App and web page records
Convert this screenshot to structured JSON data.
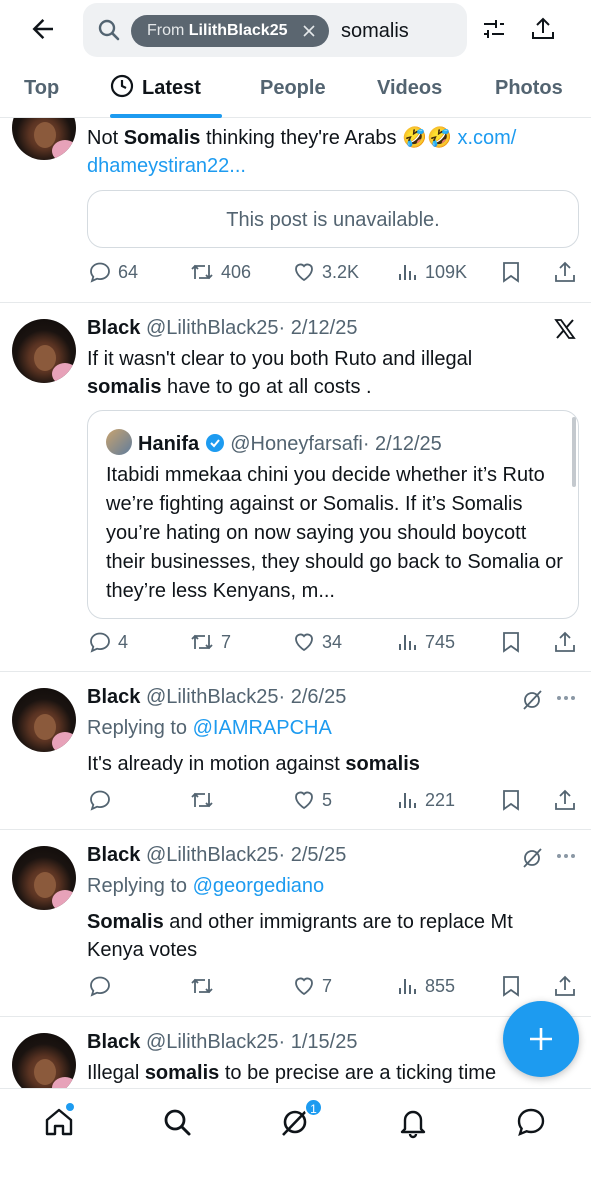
{
  "search": {
    "chip_from": "From",
    "chip_user": "LilithBlack25",
    "query": "somalis"
  },
  "tabs": [
    {
      "label": "Top",
      "active": false
    },
    {
      "label": "Latest",
      "active": true
    },
    {
      "label": "People",
      "active": false
    },
    {
      "label": "Videos",
      "active": false
    },
    {
      "label": "Photos",
      "active": false
    }
  ],
  "posts": [
    {
      "text_parts": [
        "Not ",
        "Somalis",
        " thinking they're Arabs 🤣🤣 ",
        "x.com/",
        "dhameystiran22..."
      ],
      "card_text": "This post is unavailable.",
      "stats": {
        "replies": "64",
        "reposts": "406",
        "likes": "3.2K",
        "views": "109K"
      }
    },
    {
      "name": "Black",
      "handle": "@LilithBlack25",
      "date": "· 2/12/25",
      "text_parts": [
        "If it wasn't clear to you  both Ruto and illegal",
        "somalis",
        " have to go at all costs ."
      ],
      "quote": {
        "name": "Hanifa",
        "handle": "@Honeyfarsafi",
        "date": "· 2/12/25",
        "text": "Itabidi mmekaa chini you decide whether it’s Ruto we’re fighting against or Somalis. If it’s Somalis you’re hating on now saying you should boycott their businesses, they should go back to Somalia or they’re less Kenyans, m..."
      },
      "stats": {
        "replies": "4",
        "reposts": "7",
        "likes": "34",
        "views": "745"
      }
    },
    {
      "name": "Black",
      "handle": "@LilithBlack25",
      "date": "· 2/6/25",
      "replying_label": "Replying to",
      "replying_to": "@IAMRAPCHA",
      "text_parts": [
        "It's already in motion against ",
        "somalis"
      ],
      "stats": {
        "replies": "",
        "reposts": "",
        "likes": "5",
        "views": "221"
      }
    },
    {
      "name": "Black",
      "handle": "@LilithBlack25",
      "date": "· 2/5/25",
      "replying_label": "Replying to",
      "replying_to": "@georgediano",
      "text_parts": [
        "Somalis",
        " and other immigrants are to replace Mt",
        "Kenya votes"
      ],
      "stats": {
        "replies": "",
        "reposts": "",
        "likes": "7",
        "views": "855"
      }
    },
    {
      "name": "Black",
      "handle": "@LilithBlack25",
      "date": "· 1/15/25",
      "text_parts": [
        "Illegal ",
        "somalis",
        " to be precise are a ticking time"
      ]
    }
  ],
  "bottom_nav": {
    "messages_badge": "1"
  },
  "colors": {
    "accent": "#1d9bf0",
    "text": "#0f1419",
    "muted": "#536471"
  }
}
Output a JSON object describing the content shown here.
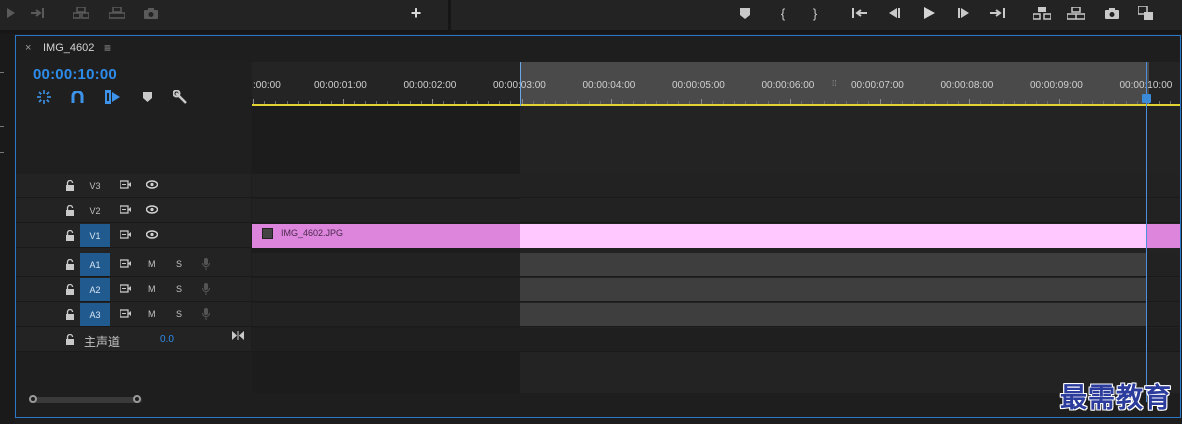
{
  "window": {
    "sequence_tab": "IMG_4602",
    "close_glyph": "×",
    "menu_glyph": "≡"
  },
  "timecode": "00:00:10:00",
  "toolbar_left": {
    "icons": [
      "play-icon",
      "go-to-out-icon",
      "insert-icon",
      "overwrite-icon",
      "export-frame-icon"
    ],
    "add_button": "+"
  },
  "toolbar_right": {
    "icons": [
      "add-marker-icon",
      "mark-in-icon",
      "mark-out-icon",
      "go-to-in-icon",
      "step-back-icon",
      "play-icon",
      "step-forward-icon",
      "go-to-out-icon",
      "lift-icon",
      "extract-icon",
      "export-frame-icon",
      "compare-view-icon"
    ]
  },
  "tools": [
    "nest-icon",
    "snap-icon",
    "linked-selection-icon",
    "add-marker-icon",
    "wrench-icon"
  ],
  "ruler": {
    "labels": [
      ":00:00",
      "00:00:01:00",
      "00:00:02:00",
      "00:00:03:00",
      "00:00:04:00",
      "00:00:05:00",
      "00:00:06:00",
      "00:00:07:00",
      "00:00:08:00",
      "00:00:09:00",
      "00:00:10:00"
    ]
  },
  "tracks": {
    "video": [
      {
        "name": "V3",
        "selected": false
      },
      {
        "name": "V2",
        "selected": false
      },
      {
        "name": "V1",
        "selected": true
      }
    ],
    "audio": [
      {
        "name": "A1",
        "selected": true,
        "mute": "M",
        "solo": "S"
      },
      {
        "name": "A2",
        "selected": true,
        "mute": "M",
        "solo": "S"
      },
      {
        "name": "A3",
        "selected": true,
        "mute": "M",
        "solo": "S"
      }
    ],
    "master": {
      "label": "主声道",
      "value": "0.0"
    }
  },
  "clip": {
    "name": "IMG_4602.JPG",
    "color_dark": "#dd84dd",
    "color_light": "#ffc8ff"
  },
  "colors": {
    "accent": "#2d8ceb",
    "panel_border": "#2b78c9",
    "ruler_line": "#e3d233"
  },
  "watermark": "最需教育"
}
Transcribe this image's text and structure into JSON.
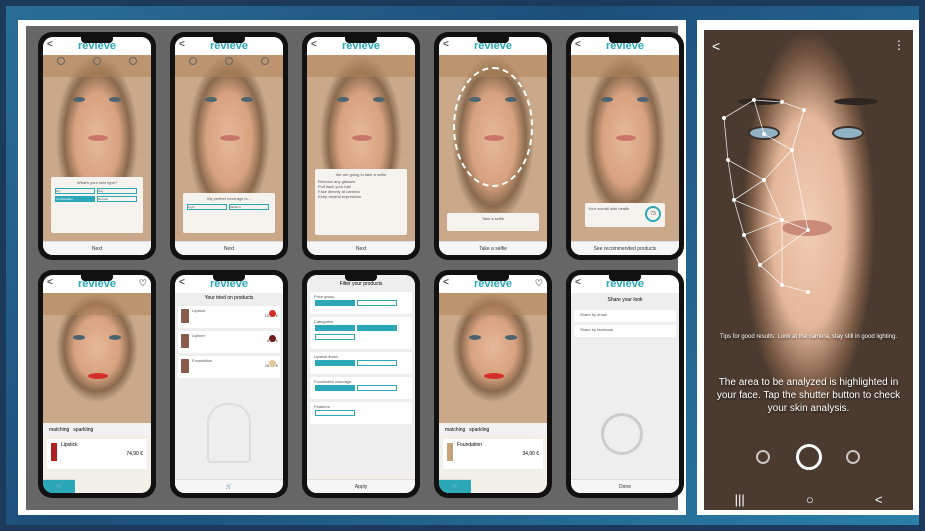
{
  "brand": "revieve",
  "brand_color": "#2aa8b8",
  "phones_row1": [
    {
      "overlay_title": "What's your skin type?",
      "options": [
        "Dry",
        "Oily",
        "Combination",
        "Normal"
      ],
      "button": "Next"
    },
    {
      "overlay_title": "My perfect coverage is...",
      "options": [
        "Light",
        "Medium"
      ],
      "button": "Next"
    },
    {
      "overlay_title": "We are going to take a selfie",
      "options": [
        "Remove any glasses",
        "Pull back your hair",
        "Face directly at camera",
        "Keep neutral expression"
      ],
      "button": "Next"
    },
    {
      "overlay_title": "Take a selfie",
      "button": "Take a selfie"
    },
    {
      "overlay_title": "Your overall skin health",
      "score": "73",
      "button": "See recommended products"
    }
  ],
  "phones_row2": [
    {
      "type": "face",
      "tabs": [
        "matching",
        "sparkling"
      ],
      "product": "Lipstick",
      "price": "74,90 €",
      "color": "#d3302a"
    },
    {
      "type": "list",
      "title": "Your tried on products",
      "items": [
        {
          "name": "Lipstick",
          "price": "15,99 €",
          "color": "#d3302a"
        },
        {
          "name": "Lipliner",
          "price": "8,55 €",
          "color": "#6e1e1e"
        },
        {
          "name": "Foundation",
          "price": "28,90 €",
          "color": "#e5c59b"
        }
      ]
    },
    {
      "type": "filter",
      "title": "Filter your products",
      "sections": [
        "Price group",
        "Categories",
        "Lipstick finish",
        "Foundation coverage",
        "Features"
      ],
      "button": "Apply"
    },
    {
      "type": "face",
      "tabs": [
        "matching",
        "sparkling"
      ],
      "product": "Foundation",
      "price": "34,90 €",
      "color": "#e5c59b"
    },
    {
      "type": "share",
      "title": "Share your look",
      "options": [
        "Share by email",
        "Share by facebook"
      ],
      "button": "Done"
    }
  ],
  "right_photo": {
    "tip_text": "Tips for good results: Look at the camera, stay still in good lighting.",
    "main_text": "The area to be analyzed is highlighted in your face. Tap the shutter button to check your skin analysis.",
    "nav": [
      "|||",
      "○",
      "<"
    ]
  }
}
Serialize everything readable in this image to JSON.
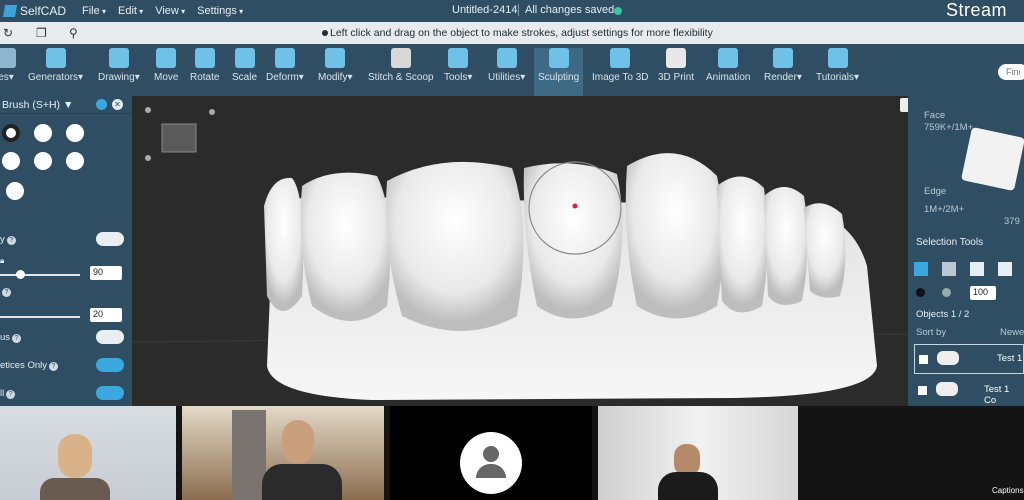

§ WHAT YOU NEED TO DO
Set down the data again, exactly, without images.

§ ANSWER TO THIS TASK
Convert this screenshot to structured JSON data.
{
  "search": {
    "chip_from": "From",
    "chip_user": "LilithBlack25",
    "query": "somalis"
  },
  "tabs": [
    {
      "label": "Top",
      "active": false
    },
    {
      "label": "Latest",
      "active": true
    },
    {
      "label": "People",
      "active": false
    },
    {
      "label": "Videos",
      "active": false
    },
    {
      "label": "Photos",
      "active": false
    }
  ],
  "posts": [
    {
      "text_parts": [
        "Not ",
        "Somalis",
        " thinking they're Arabs 🤣🤣 ",
        "x.com/",
        "dhameystiran22..."
      ],
      "card_text": "This post is unavailable.",
      "stats": {
        "replies": "64",
        "reposts": "406",
        "likes": "3.2K",
        "views": "109K"
      }
    },
    {
      "name": "Black",
      "handle": "@LilithBlack25",
      "date": "· 2/12/25",
      "text_parts": [
        "If it wasn't clear to you  both Ruto and illegal",
        "somalis",
        " have to go at all costs ."
      ],
      "quote": {
        "name": "Hanifa",
        "handle": "@Honeyfarsafi",
        "date": "· 2/12/25",
        "text": "Itabidi mmekaa chini you decide whether it’s Ruto we’re fighting against or Somalis. If it’s Somalis you’re hating on now saying you should boycott their businesses, they should go back to Somalia or they’re less Kenyans, m..."
      },
      "stats": {
        "replies": "4",
        "reposts": "7",
        "likes": "34",
        "views": "745"
      }
    },
    {
      "name": "Black",
      "handle": "@LilithBlack25",
      "date": "· 2/6/25",
      "replying_label": "Replying to",
      "replying_to": "@IAMRAPCHA",
      "text_parts": [
        "It's already in motion against ",
        "somalis"
      ],
      "stats": {
        "replies": "",
        "reposts": "",
        "likes": "5",
        "views": "221"
      }
    },
    {
      "name": "Black",
      "handle": "@LilithBlack25",
      "date": "· 2/5/25",
      "replying_label": "Replying to",
      "replying_to": "@georgediano",
      "text_parts": [
        "Somalis",
        " and other immigrants are to replace Mt",
        "Kenya votes"
      ],
      "stats": {
        "replies": "",
        "reposts": "",
        "likes": "7",
        "views": "855"
      }
    },
    {
      "name": "Black",
      "handle": "@LilithBlack25",
      "date": "· 1/15/25",
      "text_parts": [
        "Illegal ",
        "somalis",
        " to be precise are a ticking time"
      ]
    }
  ],
  "bottom_nav": {
    "messages_badge": "1"
  },
  "colors": {
    "accent": "#1d9bf0",
    "text": "#0f1419",
    "muted": "#536471"
  }
}
Output a JSON object describing the content shown here.
{
  "window": {
    "sequence_tab": "IMG_4602",
    "close_glyph": "×",
    "menu_glyph": "≡"
  },
  "timecode": "00:00:10:00",
  "toolbar_left": {
    "icons": [
      "play-icon",
      "go-to-out-icon",
      "insert-icon",
      "overwrite-icon",
      "export-frame-icon"
    ],
    "add_button": "+"
  },
  "toolbar_right": {
    "icons": [
      "add-marker-icon",
      "mark-in-icon",
      "mark-out-icon",
      "go-to-in-icon",
      "step-back-icon",
      "play-icon",
      "step-forward-icon",
      "go-to-out-icon",
      "lift-icon",
      "extract-icon",
      "export-frame-icon",
      "compare-view-icon"
    ]
  },
  "tools": [
    "nest-icon",
    "snap-icon",
    "linked-selection-icon",
    "add-marker-icon",
    "wrench-icon"
  ],
  "ruler": {
    "labels": [
      ":00:00",
      "00:00:01:00",
      "00:00:02:00",
      "00:00:03:00",
      "00:00:04:00",
      "00:00:05:00",
      "00:00:06:00",
      "00:00:07:00",
      "00:00:08:00",
      "00:00:09:00",
      "00:00:10:00"
    ]
  },
  "tracks": {
    "video": [
      {
        "name": "V3",
        "selected": false
      },
      {
        "name": "V2",
        "selected": false
      },
      {
        "name": "V1",
        "selected": true
      }
    ],
    "audio": [
      {
        "name": "A1",
        "selected": true,
        "mute": "M",
        "solo": "S"
      },
      {
        "name": "A2",
        "selected": true,
        "mute": "M",
        "solo": "S"
      },
      {
        "name": "A3",
        "selected": true,
        "mute": "M",
        "solo": "S"
      }
    ],
    "master": {
      "label": "主声道",
      "value": "0.0"
    }
  },
  "clip": {
    "name": "IMG_4602.JPG",
    "color_dark": "#dd84dd",
    "color_light": "#ffc8ff"
  },
  "colors": {
    "accent": "#2d8ceb",
    "panel_border": "#2b78c9",
    "ruler_line": "#e3d233"
  },
  "watermark": "最需教育"
}
Transcribe this image's text and structure into JSON.
{
  "brand": "revieve",
  "brand_color": "#2aa8b8",
  "phones_row1": [
    {
      "overlay_title": "What's your skin type?",
      "options": [
        "Dry",
        "Oily",
        "Combination",
        "Normal"
      ],
      "button": "Next"
    },
    {
      "overlay_title": "My perfect coverage is...",
      "options": [
        "Light",
        "Medium"
      ],
      "button": "Next"
    },
    {
      "overlay_title": "We are going to take a selfie",
      "options": [
        "Remove any glasses",
        "Pull back your hair",
        "Face directly at camera",
        "Keep neutral expression"
      ],
      "button": "Next"
    },
    {
      "overlay_title": "Take a selfie",
      "button": "Take a selfie"
    },
    {
      "overlay_title": "Your overall skin health",
      "score": "73",
      "button": "See recommended products"
    }
  ],
  "phones_row2": [
    {
      "type": "face",
      "tabs": [
        "matching",
        "sparkling"
      ],
      "product": "Lipstick",
      "price": "74,90 €",
      "color": "#d3302a"
    },
    {
      "type": "list",
      "title": "Your tried on products",
      "items": [
        {
          "name": "Lipstick",
          "price": "15,99 €",
          "color": "#d3302a"
        },
        {
          "name": "Lipliner",
          "price": "8,55 €",
          "color": "#6e1e1e"
        },
        {
          "name": "Foundation",
          "price": "28,90 €",
          "color": "#e5c59b"
        }
      ]
    },
    {
      "type": "filter",
      "title": "Filter your products",
      "sections": [
        "Price group",
        "Categories",
        "Lipstick finish",
        "Foundation coverage",
        "Features"
      ],
      "button": "Apply"
    },
    {
      "type": "face",
      "tabs": [
        "matching",
        "sparkling"
      ],
      "product": "Foundation",
      "price": "34,90 €",
      "color": "#e5c59b"
    },
    {
      "type": "share",
      "title": "Share your look",
      "options": [
        "Share by email",
        "Share by facebook"
      ],
      "button": "Done"
    }
  ],
  "right_photo": {
    "tip_text": "Tips for good results: Look at the camera, stay still in good lighting.",
    "main_text": "The area to be analyzed is highlighted in your face. Tap the shutter button to check your skin analysis.",
    "nav": [
      "|||",
      "○",
      "<"
    ]
  }
}
Serialize everything readable in this image to JSON.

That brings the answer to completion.